“You have ADHD? At your age?”

It used to be thought that ADHD was a “childhood disorder.” We now know that children with ADHD grow up to be adults with ADHD - it doesn’t magically disappear. Some people with ADHD learn to compensate for and live with symptoms, some symptoms do mellow out so they aren’t so apparent. But many people with ADHD continue to struggle throughout their lives.


“But you aren’t hyper.”

There are two reasons an adult with ADHD might not be hyperactive. One is that inattentive type ADHD doesn’t include hyperactivity - the main symptom is the inability to focus. The second reason is that hyperactivity is one of the symptoms that tends to change. In young children it might show up as always running around, jumping and never sitting still. In adults hyperactivity can show up as a general feeling of restlessness or being fidgety.


“ADHD is just a way for big-pharma to make more money.”

ADHD is a documented disorder. Study after study has proved its existence and it is recognized around the world. It is true that pharmaceutical companies make money on medications for ADHD but it is just as true that many people with ADHD are helped by those medications. They help to provide a better quality of life for those who struggle with symptoms in their daily life.


“Do you take medication? Can I try one?”
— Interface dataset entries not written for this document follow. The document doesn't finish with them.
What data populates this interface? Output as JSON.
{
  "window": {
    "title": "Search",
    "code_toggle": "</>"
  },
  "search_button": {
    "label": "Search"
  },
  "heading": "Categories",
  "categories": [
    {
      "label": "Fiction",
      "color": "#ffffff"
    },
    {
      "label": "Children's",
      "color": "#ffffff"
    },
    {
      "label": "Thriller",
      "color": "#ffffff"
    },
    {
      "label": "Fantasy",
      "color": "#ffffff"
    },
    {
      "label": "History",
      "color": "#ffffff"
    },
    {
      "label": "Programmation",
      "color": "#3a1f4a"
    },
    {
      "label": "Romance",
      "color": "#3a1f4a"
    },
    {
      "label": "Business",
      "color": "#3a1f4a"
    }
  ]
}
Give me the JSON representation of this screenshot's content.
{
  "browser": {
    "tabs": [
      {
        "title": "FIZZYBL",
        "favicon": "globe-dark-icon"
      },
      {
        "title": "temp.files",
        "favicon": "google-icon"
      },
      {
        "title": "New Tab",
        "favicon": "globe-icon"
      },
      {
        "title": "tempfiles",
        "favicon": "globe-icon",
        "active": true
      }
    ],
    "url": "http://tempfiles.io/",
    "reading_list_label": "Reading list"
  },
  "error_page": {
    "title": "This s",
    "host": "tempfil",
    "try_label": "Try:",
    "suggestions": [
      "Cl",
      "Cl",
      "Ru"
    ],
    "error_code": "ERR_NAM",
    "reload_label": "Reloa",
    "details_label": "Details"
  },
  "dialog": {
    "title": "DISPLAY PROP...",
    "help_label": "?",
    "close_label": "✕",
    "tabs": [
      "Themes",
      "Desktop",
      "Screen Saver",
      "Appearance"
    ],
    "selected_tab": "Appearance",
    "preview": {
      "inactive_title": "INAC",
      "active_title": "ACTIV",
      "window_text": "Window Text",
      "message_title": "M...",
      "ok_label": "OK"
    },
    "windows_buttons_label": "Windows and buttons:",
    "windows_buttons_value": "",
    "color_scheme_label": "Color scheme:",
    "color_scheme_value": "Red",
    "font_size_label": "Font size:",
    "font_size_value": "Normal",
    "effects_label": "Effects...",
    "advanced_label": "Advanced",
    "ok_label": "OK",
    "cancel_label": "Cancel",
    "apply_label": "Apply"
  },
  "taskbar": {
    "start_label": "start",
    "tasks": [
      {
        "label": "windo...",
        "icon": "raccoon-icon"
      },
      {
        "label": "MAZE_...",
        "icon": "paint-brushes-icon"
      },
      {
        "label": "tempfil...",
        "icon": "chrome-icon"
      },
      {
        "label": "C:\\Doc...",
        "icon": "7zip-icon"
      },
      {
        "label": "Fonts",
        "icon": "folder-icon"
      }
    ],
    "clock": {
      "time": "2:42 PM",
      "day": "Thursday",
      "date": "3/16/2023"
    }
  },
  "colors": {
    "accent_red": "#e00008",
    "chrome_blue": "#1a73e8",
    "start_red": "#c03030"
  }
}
First, it isn’t anyone’s business whether someone chooses to take medication for ADHD. That is a decision made by the individual and his or her doctor. Second, you should never ask someone if you can have medication that hasn’t been prescribed to you just because you think it sounds like a good idea. Many medications for ADHD are controlled substances which means sharing them with others is a federal offense.


“Everyone has a little ADHD.”

ADHD isn’t something you can have some days and not have other days. It is true that everyone is a little forgetful sometimes but that is completely different from ADHD. It is diagnosed based on having numerous symptoms, not just inattention or hyperactivity and whether these symptoms interfere with daily life. If someone is diagnosed with ADHD it means symptoms caused problems, not that he or she occasionally found it difficult to focus.


“I think ADHD is overdiagnosed.”

There are probably some people (children and adults) who have been diagnosed with ADHD but don’t have it. This might occur because of misdiagnosis, for example, some might have a different disorder or illness. Overall, however, experts don’t believe that ADHD is overdiagnosed, in fact, some experts believe it is underdiagnosed.


“ADHD is used as an excuse for bad behavior.”

This is the same as saying “you are lazy or you just don’t try hard enough.” Most people with ADHD do try and use a great deal of energy just trying to stay organized. One possible reason for this statement is that ADHD can be inconsistent. Those with ADHD might have a day where they are focused and then the next day they can’t seem to pay attention for more than a few minutes.